Work required
Each line of the listing where the string "JSON" appears is to be identified and copied.
───
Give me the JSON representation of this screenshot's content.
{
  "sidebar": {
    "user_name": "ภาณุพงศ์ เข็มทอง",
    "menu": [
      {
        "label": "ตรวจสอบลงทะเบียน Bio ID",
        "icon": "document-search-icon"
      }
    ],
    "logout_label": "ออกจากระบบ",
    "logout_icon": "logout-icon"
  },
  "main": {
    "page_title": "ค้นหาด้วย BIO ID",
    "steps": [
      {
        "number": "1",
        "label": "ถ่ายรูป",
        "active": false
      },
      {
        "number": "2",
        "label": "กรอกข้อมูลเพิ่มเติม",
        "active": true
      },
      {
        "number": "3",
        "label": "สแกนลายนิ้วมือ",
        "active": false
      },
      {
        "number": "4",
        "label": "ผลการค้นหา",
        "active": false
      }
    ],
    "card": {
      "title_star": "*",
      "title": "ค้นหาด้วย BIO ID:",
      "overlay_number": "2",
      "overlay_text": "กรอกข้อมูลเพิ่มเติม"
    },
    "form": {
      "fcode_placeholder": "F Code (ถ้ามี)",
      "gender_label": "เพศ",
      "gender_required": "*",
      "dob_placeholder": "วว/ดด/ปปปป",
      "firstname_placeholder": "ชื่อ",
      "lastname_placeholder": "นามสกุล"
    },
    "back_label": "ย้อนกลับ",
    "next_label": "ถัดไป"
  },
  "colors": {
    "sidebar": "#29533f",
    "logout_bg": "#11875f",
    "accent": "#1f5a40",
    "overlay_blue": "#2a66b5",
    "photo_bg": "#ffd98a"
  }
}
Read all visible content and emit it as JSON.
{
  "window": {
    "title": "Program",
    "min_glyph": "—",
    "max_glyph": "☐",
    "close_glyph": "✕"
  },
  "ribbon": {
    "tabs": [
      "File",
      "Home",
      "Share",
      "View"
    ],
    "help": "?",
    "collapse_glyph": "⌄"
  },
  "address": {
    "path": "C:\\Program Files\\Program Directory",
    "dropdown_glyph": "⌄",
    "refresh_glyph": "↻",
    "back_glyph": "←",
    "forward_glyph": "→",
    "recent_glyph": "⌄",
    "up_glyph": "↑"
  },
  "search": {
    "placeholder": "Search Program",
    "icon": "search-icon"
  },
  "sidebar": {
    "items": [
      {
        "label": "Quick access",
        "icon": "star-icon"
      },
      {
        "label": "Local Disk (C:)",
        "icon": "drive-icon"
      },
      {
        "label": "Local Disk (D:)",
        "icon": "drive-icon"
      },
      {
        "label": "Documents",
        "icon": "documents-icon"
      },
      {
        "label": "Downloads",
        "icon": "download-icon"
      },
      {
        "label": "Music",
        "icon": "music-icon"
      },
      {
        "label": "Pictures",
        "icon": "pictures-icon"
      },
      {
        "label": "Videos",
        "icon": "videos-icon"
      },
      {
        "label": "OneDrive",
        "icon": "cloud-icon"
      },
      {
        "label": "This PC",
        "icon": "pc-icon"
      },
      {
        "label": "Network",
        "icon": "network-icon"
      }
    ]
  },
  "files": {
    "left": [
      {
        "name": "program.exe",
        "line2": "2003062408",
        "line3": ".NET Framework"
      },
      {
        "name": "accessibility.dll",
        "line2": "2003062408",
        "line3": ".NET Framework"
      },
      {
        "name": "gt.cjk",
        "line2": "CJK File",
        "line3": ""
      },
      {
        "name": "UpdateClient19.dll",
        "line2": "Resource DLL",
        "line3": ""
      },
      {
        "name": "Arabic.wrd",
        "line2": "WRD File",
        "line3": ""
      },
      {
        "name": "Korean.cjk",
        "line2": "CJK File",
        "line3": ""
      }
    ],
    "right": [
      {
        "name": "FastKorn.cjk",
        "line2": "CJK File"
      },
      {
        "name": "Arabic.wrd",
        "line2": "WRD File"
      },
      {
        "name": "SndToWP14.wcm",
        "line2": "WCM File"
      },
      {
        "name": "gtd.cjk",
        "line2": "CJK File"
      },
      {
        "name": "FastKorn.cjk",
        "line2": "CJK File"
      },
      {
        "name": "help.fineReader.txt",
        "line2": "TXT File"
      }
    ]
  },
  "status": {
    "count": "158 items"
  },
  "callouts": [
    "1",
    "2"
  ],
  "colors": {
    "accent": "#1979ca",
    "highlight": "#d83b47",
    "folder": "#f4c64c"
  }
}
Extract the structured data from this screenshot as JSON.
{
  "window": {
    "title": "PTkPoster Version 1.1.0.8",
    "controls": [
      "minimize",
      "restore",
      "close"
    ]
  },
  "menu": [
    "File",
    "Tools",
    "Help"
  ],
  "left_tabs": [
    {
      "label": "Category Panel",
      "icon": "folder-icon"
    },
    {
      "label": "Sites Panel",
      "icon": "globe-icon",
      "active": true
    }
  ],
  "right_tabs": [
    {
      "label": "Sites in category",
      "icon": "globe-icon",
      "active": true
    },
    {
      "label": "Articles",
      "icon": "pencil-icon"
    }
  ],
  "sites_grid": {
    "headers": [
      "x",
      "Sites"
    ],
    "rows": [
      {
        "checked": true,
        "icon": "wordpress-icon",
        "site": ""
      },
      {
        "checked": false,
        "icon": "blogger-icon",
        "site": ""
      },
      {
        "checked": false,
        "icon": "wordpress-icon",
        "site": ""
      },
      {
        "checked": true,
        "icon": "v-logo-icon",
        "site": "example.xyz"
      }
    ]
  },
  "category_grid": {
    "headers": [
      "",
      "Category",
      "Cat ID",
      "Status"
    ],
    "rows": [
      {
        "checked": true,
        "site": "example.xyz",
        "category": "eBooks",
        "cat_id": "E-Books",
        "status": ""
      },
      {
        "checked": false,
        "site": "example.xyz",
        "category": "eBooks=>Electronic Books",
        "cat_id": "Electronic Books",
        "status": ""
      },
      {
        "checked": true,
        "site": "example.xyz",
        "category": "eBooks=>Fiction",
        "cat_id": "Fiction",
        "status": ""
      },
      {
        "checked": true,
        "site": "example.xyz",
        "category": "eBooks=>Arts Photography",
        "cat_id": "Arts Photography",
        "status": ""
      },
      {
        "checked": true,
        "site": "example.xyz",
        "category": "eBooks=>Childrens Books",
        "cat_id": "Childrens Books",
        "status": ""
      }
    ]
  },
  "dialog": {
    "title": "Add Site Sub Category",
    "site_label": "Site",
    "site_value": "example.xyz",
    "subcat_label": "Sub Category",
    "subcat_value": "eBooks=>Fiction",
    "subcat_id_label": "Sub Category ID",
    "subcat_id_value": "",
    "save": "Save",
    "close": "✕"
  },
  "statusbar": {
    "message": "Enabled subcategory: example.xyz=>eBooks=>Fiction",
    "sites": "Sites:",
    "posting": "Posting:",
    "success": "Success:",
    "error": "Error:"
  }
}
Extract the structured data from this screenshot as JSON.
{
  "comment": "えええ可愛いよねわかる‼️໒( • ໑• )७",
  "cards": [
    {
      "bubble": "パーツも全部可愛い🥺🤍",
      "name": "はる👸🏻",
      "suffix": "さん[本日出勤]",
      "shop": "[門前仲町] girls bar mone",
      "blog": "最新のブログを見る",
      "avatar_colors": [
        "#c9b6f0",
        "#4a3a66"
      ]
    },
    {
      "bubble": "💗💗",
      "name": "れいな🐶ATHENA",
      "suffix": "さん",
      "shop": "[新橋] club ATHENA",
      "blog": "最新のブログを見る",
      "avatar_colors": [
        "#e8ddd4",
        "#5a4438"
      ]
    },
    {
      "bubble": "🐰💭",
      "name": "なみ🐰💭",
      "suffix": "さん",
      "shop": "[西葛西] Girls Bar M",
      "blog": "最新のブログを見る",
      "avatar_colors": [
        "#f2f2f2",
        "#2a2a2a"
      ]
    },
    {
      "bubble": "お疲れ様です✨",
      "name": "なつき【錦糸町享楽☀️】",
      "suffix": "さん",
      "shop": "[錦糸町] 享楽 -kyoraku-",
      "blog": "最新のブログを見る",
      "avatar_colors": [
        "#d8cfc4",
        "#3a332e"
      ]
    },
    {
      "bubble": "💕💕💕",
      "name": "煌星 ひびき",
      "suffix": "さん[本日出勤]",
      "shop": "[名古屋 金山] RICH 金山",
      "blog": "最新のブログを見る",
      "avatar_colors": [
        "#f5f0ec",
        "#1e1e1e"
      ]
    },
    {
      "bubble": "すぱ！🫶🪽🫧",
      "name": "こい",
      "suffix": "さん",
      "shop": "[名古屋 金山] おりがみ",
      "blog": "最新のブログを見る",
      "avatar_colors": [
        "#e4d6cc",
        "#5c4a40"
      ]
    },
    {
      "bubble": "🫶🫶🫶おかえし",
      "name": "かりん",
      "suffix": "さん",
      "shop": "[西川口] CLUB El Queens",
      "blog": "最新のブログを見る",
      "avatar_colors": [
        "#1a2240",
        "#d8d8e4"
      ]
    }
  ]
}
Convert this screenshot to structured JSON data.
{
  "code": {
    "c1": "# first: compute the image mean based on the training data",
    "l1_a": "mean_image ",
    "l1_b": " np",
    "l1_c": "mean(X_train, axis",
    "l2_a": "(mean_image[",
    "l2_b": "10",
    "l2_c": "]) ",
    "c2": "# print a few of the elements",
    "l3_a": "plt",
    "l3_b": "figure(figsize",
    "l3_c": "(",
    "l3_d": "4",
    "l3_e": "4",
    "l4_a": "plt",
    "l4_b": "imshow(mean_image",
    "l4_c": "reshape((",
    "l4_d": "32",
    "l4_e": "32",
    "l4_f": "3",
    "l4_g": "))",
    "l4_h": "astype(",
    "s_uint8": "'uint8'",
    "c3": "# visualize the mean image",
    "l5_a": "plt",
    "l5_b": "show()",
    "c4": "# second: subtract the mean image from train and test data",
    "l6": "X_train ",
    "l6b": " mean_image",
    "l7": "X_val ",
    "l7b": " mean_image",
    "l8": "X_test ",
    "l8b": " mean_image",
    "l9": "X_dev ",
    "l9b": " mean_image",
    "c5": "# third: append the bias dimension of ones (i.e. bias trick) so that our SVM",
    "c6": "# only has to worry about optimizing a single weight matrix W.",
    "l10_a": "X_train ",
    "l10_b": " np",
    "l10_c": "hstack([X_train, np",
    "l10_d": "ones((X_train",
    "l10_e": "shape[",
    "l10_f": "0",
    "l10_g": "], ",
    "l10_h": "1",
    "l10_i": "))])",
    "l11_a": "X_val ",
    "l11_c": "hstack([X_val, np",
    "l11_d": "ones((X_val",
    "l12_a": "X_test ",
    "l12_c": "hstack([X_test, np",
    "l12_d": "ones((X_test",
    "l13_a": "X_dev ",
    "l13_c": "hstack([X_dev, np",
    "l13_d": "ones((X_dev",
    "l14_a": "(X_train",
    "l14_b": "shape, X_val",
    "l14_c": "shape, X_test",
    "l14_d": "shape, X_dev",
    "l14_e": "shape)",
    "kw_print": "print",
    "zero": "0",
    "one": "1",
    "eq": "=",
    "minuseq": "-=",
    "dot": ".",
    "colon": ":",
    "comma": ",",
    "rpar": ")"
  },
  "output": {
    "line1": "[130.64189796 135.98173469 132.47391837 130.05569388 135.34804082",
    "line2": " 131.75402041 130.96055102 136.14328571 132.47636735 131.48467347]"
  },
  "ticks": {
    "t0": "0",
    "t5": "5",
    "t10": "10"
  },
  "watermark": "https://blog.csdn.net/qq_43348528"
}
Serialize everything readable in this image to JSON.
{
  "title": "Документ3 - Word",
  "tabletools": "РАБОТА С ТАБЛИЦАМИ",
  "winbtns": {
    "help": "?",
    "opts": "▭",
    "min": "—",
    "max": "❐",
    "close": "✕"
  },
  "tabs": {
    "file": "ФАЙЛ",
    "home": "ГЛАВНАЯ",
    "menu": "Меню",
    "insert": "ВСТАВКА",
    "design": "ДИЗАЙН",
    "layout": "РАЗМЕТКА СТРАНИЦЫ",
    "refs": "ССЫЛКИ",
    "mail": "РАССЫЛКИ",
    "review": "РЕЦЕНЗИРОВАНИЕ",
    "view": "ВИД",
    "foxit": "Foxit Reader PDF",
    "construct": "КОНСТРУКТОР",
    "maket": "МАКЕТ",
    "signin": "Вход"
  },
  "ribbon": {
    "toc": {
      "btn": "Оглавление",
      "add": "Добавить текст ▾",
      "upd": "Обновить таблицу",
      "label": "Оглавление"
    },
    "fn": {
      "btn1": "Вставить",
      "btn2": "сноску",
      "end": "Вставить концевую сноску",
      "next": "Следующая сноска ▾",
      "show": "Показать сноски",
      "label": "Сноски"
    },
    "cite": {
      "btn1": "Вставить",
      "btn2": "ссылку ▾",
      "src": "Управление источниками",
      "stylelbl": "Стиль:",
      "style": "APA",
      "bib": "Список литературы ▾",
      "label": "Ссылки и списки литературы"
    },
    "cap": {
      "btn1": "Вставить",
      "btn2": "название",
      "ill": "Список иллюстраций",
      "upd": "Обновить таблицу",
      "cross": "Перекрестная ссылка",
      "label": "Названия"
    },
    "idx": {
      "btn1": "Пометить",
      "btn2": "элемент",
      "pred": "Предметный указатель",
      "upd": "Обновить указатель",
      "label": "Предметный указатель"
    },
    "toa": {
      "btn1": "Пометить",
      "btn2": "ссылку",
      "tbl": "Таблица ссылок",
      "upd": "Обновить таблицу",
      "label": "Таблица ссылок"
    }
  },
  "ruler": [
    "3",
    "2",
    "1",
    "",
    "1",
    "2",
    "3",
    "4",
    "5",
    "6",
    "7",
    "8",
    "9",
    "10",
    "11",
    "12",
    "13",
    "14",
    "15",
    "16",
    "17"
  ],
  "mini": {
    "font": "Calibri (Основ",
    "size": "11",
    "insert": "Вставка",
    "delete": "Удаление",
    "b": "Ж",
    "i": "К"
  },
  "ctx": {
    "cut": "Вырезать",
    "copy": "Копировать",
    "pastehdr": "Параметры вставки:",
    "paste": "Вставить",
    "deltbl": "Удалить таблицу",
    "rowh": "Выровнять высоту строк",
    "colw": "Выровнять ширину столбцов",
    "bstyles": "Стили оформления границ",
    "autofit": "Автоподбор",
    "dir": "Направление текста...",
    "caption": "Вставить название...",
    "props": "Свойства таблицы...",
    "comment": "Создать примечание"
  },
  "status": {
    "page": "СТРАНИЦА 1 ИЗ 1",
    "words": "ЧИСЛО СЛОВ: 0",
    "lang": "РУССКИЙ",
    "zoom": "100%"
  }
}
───
Solution to this task
Give me the JSON representation of this screenshot's content.
Read all visible content and emit it as JSON.
Extract the structured data from this screenshot as JSON.
Extract the structured data from this screenshot as JSON.
Convert this screenshot to structured JSON data.
Serialize everything readable in this image to JSON.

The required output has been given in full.